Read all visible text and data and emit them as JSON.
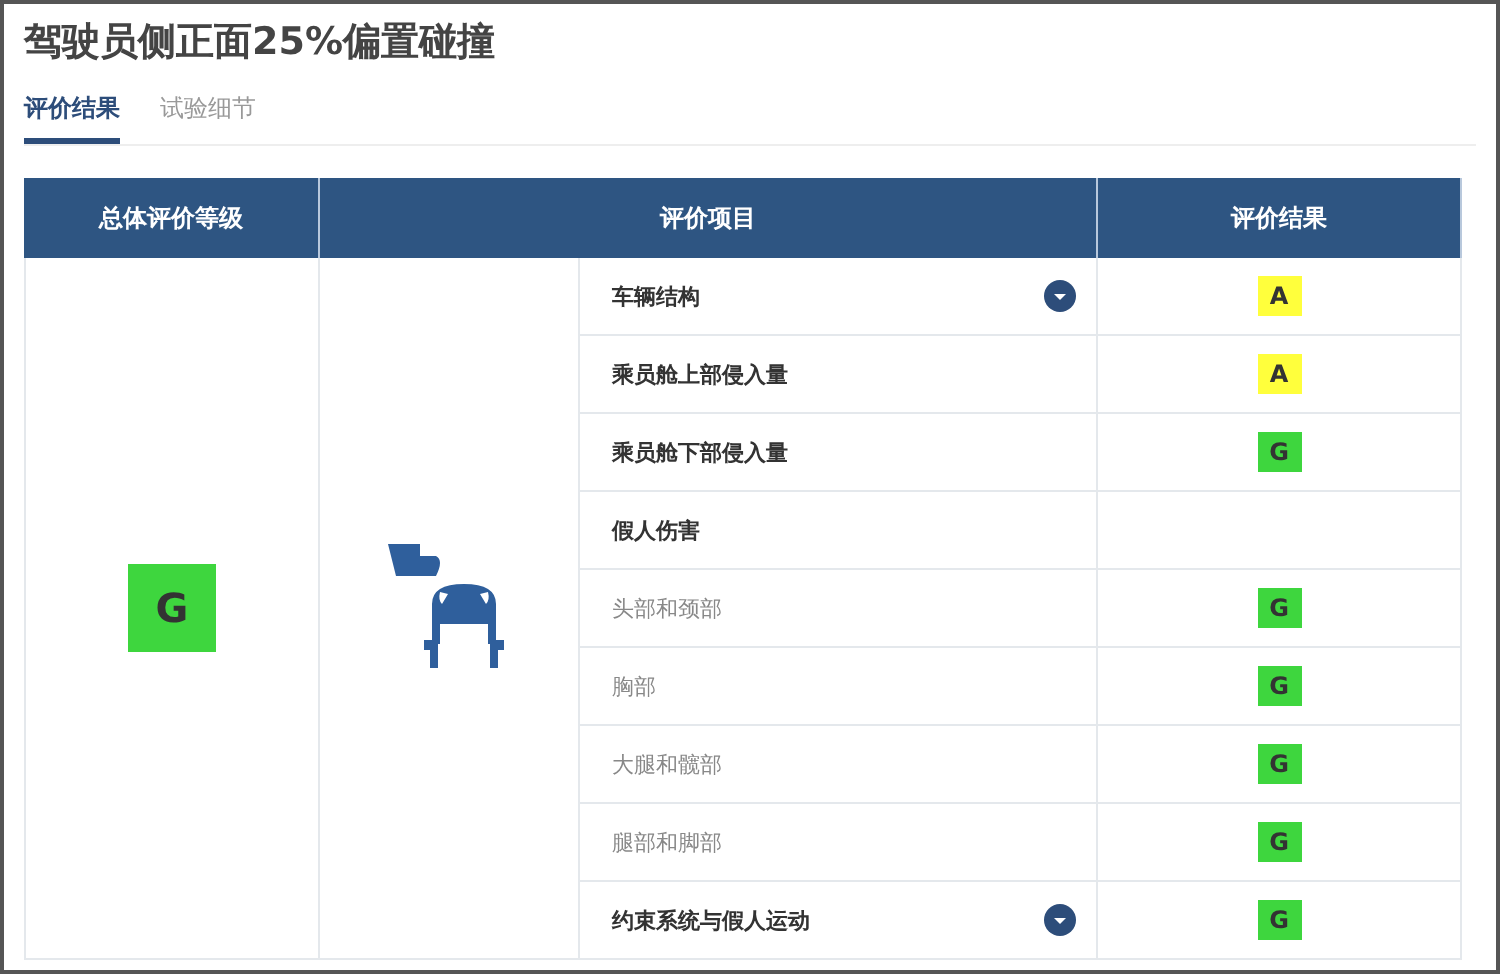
{
  "title": "驾驶员侧正面25%偏置碰撞",
  "tabs": [
    {
      "label": "评价结果",
      "selected": true
    },
    {
      "label": "试验细节",
      "selected": false
    }
  ],
  "table": {
    "columns": [
      "总体评价等级",
      "评价项目",
      "评价结果"
    ],
    "overall": {
      "grade": "G",
      "color": "#3ed63e"
    },
    "rows": [
      {
        "item": "车辆结构",
        "kind": "main",
        "expandable": true,
        "grade": "A",
        "color": "#ffff3c"
      },
      {
        "item": "乘员舱上部侵入量",
        "kind": "main",
        "expandable": false,
        "grade": "A",
        "color": "#ffff3c"
      },
      {
        "item": "乘员舱下部侵入量",
        "kind": "main",
        "expandable": false,
        "grade": "G",
        "color": "#3ed63e"
      },
      {
        "item": "假人伤害",
        "kind": "main",
        "expandable": false
      },
      {
        "item": "头部和颈部",
        "kind": "sub",
        "expandable": false,
        "grade": "G",
        "color": "#3ed63e"
      },
      {
        "item": "胸部",
        "kind": "sub",
        "expandable": false,
        "grade": "G",
        "color": "#3ed63e"
      },
      {
        "item": "大腿和髋部",
        "kind": "sub",
        "expandable": false,
        "grade": "G",
        "color": "#3ed63e"
      },
      {
        "item": "腿部和脚部",
        "kind": "sub",
        "expandable": false,
        "grade": "G",
        "color": "#3ed63e"
      },
      {
        "item": "约束系统与假人运动",
        "kind": "main",
        "expandable": true,
        "grade": "G",
        "color": "#3ed63e"
      }
    ]
  }
}
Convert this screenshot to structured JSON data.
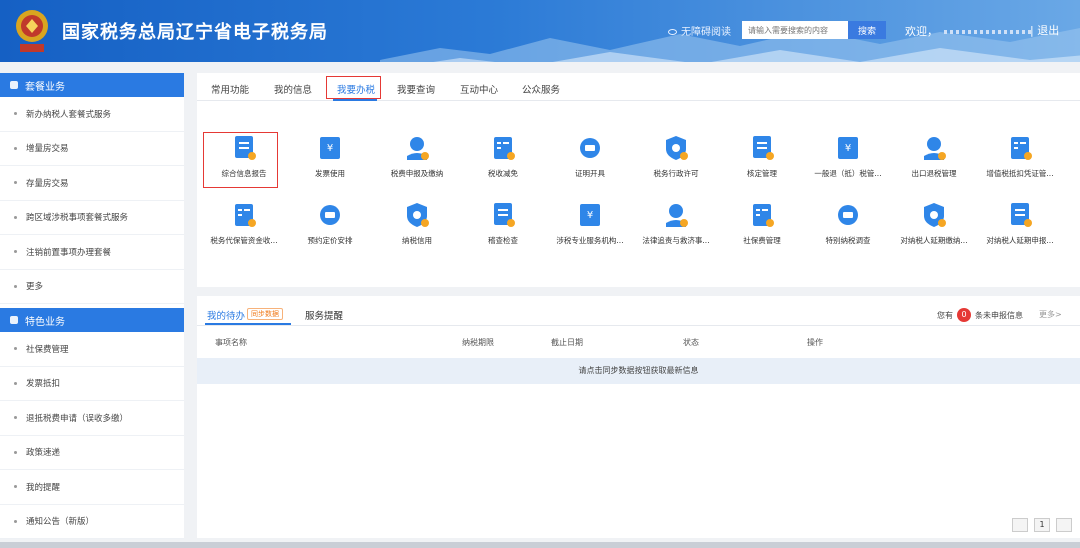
{
  "header": {
    "site_title": "国家税务总局辽宁省电子税务局",
    "accessibility": "无障碍阅读",
    "search_placeholder": "请输入需要搜索的内容",
    "search_button": "搜索",
    "welcome": "欢迎，",
    "logout": "| 退出"
  },
  "sidebar": {
    "section1": {
      "title": "套餐业务",
      "items": [
        "新办纳税人套餐式服务",
        "增量房交易",
        "存量房交易",
        "跨区域涉税事项套餐式服务",
        "注销前置事项办理套餐",
        "更多"
      ]
    },
    "section2": {
      "title": "特色业务",
      "items": [
        "社保费管理",
        "发票抵扣",
        "退抵税费申请（误收多缴）",
        "政策速递",
        "我的提醒",
        "通知公告（新版）"
      ]
    }
  },
  "main": {
    "tabs": [
      "常用功能",
      "我的信息",
      "我要办税",
      "我要查询",
      "互动中心",
      "公众服务"
    ],
    "active_tab": "我要办税",
    "functions_row1": [
      "综合信息报告",
      "发票使用",
      "税费申报及缴纳",
      "税收减免",
      "证明开具",
      "税务行政许可",
      "核定管理",
      "一般退（抵）税管...",
      "出口退税管理",
      "增值税抵扣凭证管..."
    ],
    "functions_row2": [
      "税务代保管资金收...",
      "预约定价安排",
      "纳税信用",
      "稽查检查",
      "涉税专业服务机构...",
      "法律追责与救济事...",
      "社保费管理",
      "特别纳税调查",
      "对纳税人延期缴纳...",
      "对纳税人延期申报..."
    ]
  },
  "todo": {
    "tab_mine": "我的待办",
    "sync_badge": "同步数据",
    "tab_reminder": "服务提醒",
    "unreported_prefix": "您有",
    "unreported_count": "0",
    "unreported_suffix": "条未申报信息",
    "more": "更多>",
    "columns": [
      "事项名称",
      "纳税期限",
      "截止日期",
      "状态",
      "操作"
    ],
    "empty_message": "请点击同步数据按钮获取最新信息",
    "page": "1"
  },
  "colors": {
    "primary": "#2a7ae2",
    "highlight_border": "#e53935",
    "icon_blue": "#2f86e8",
    "icon_orange": "#f5a623"
  }
}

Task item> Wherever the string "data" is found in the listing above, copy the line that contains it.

Task result>
Read all visible text and data and emit them as JSON.
Convert this screenshot to structured JSON data.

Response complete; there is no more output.